In case you can stand a monophonic space-age musical instrument, Moog sells its line of Etherwave theremins, available in a variety of models or as DIY kits for those interested in assembling their own.
ASHEVILLE, NC – APRIL 1, 2011: Introduced in 1928, the theremin is one of the earliest and most widely known electronic instruments. Played by artists manipulating the pitch and volume of invisible sound waves radiated from a single antenna with their hands, theremin music has distinguished hit records from such diverse artists as The Beach Boys, Devo, Yes and Alicia Keys.
Today (April 1st), Moog Music designers carrying on the legacy of visionary founder, Robert Moog, have announced the first major technical Theremin design advance in over 40 years. The PolyTheremin™ incorporates bleeding-edge IsoDirectional Inductive Oscillator Technology, to isolate space around five individual pitch antennas thus enabling each to be played simultaneously (finger by finger) without interference from its companion antennas. This revolutionary concept breaks the long-held belief that the theremin could only be a monophonic instrument.

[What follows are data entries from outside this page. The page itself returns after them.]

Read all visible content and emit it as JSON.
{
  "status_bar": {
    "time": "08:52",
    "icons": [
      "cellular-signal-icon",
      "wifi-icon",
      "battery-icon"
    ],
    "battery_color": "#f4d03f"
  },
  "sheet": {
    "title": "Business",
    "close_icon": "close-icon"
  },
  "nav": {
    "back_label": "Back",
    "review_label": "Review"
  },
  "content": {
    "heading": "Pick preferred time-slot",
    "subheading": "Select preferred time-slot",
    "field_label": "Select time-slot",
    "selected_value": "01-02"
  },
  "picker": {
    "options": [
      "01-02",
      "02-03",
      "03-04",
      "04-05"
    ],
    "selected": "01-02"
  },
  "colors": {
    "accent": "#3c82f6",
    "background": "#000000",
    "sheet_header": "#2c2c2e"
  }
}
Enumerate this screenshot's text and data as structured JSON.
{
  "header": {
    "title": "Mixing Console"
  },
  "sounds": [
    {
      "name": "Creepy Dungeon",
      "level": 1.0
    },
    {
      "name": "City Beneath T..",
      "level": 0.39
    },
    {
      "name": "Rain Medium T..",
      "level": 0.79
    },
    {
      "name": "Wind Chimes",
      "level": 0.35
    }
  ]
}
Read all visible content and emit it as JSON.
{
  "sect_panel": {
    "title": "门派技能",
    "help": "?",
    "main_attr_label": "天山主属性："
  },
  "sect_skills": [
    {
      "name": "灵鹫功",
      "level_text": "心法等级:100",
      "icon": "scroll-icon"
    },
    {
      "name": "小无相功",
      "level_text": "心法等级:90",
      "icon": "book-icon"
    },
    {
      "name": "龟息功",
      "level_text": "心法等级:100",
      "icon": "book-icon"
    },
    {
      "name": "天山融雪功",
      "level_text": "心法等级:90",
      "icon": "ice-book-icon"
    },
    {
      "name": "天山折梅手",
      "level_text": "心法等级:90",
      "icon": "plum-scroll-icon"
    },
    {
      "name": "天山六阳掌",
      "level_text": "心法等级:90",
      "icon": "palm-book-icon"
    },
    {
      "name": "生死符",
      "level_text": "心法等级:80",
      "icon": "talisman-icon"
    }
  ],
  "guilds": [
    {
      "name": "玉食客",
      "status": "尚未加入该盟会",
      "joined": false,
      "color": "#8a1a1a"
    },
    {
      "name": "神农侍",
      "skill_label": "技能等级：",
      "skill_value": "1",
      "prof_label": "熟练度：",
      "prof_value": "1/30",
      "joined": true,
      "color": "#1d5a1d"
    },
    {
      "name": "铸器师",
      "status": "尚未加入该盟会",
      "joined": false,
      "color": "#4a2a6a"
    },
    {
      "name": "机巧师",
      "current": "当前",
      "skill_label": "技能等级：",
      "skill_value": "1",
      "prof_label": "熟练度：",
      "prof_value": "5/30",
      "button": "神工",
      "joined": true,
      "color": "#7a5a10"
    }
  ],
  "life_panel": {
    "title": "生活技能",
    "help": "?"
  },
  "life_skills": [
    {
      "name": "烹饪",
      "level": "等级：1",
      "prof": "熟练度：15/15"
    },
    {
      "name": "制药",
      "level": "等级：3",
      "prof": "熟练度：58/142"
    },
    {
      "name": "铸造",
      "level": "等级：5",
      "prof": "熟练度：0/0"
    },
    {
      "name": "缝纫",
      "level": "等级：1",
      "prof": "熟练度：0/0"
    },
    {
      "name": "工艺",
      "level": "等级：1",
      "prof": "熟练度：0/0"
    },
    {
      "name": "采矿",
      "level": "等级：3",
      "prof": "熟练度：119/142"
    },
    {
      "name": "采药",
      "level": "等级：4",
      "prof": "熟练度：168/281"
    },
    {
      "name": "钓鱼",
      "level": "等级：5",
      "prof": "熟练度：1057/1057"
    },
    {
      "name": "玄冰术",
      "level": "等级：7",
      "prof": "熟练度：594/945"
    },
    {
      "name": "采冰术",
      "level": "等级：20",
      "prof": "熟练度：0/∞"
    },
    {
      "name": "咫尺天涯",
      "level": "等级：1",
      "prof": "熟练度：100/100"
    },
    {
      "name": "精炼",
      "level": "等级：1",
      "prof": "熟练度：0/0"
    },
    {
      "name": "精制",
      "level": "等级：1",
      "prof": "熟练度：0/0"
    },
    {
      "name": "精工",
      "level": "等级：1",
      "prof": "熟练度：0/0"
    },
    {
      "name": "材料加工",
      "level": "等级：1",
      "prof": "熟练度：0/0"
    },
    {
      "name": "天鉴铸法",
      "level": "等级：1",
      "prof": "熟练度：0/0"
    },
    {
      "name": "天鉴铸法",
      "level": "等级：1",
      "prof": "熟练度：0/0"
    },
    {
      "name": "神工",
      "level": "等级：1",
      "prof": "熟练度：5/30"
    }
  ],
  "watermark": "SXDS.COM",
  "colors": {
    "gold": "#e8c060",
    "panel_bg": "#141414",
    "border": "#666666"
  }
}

The PolyTheremin ships with Dorit Chrysler’s instructional video “Playing the PolyTheremin Is Even Easier Than Playing a Monophonic Theremin.”
• POWER Rocker Switch – On and Off AC power control
• AUDIO OUT – Standard 1/4-inch phone jack delivers line level output to any compatible amplifier
• PITCH – Rotary controls (5) independently adjust pitch of each antenna
• VOLUME – Rotary control independently adjusts volume of each antenna (Note: reference to volume level not quantity)
• WAVEFORM – Rotary control adjusts audio output waveform
• BRIGHTNESS – Rotary control adjusts audio output brightness (audio not luminescence)
• ANTENNA CONNECTORS – (5) Threaded for easy disassembly, washing and shipping
Power supply included: Order 110-volt for use in U.S. or Canada or 220-volt for use in Europe, Asia, South America and Australia. Libya TBD. Also available in retro steam or (clean) coal engine power source models.
See Also:- Artist Plays Theremin With a Jellyfish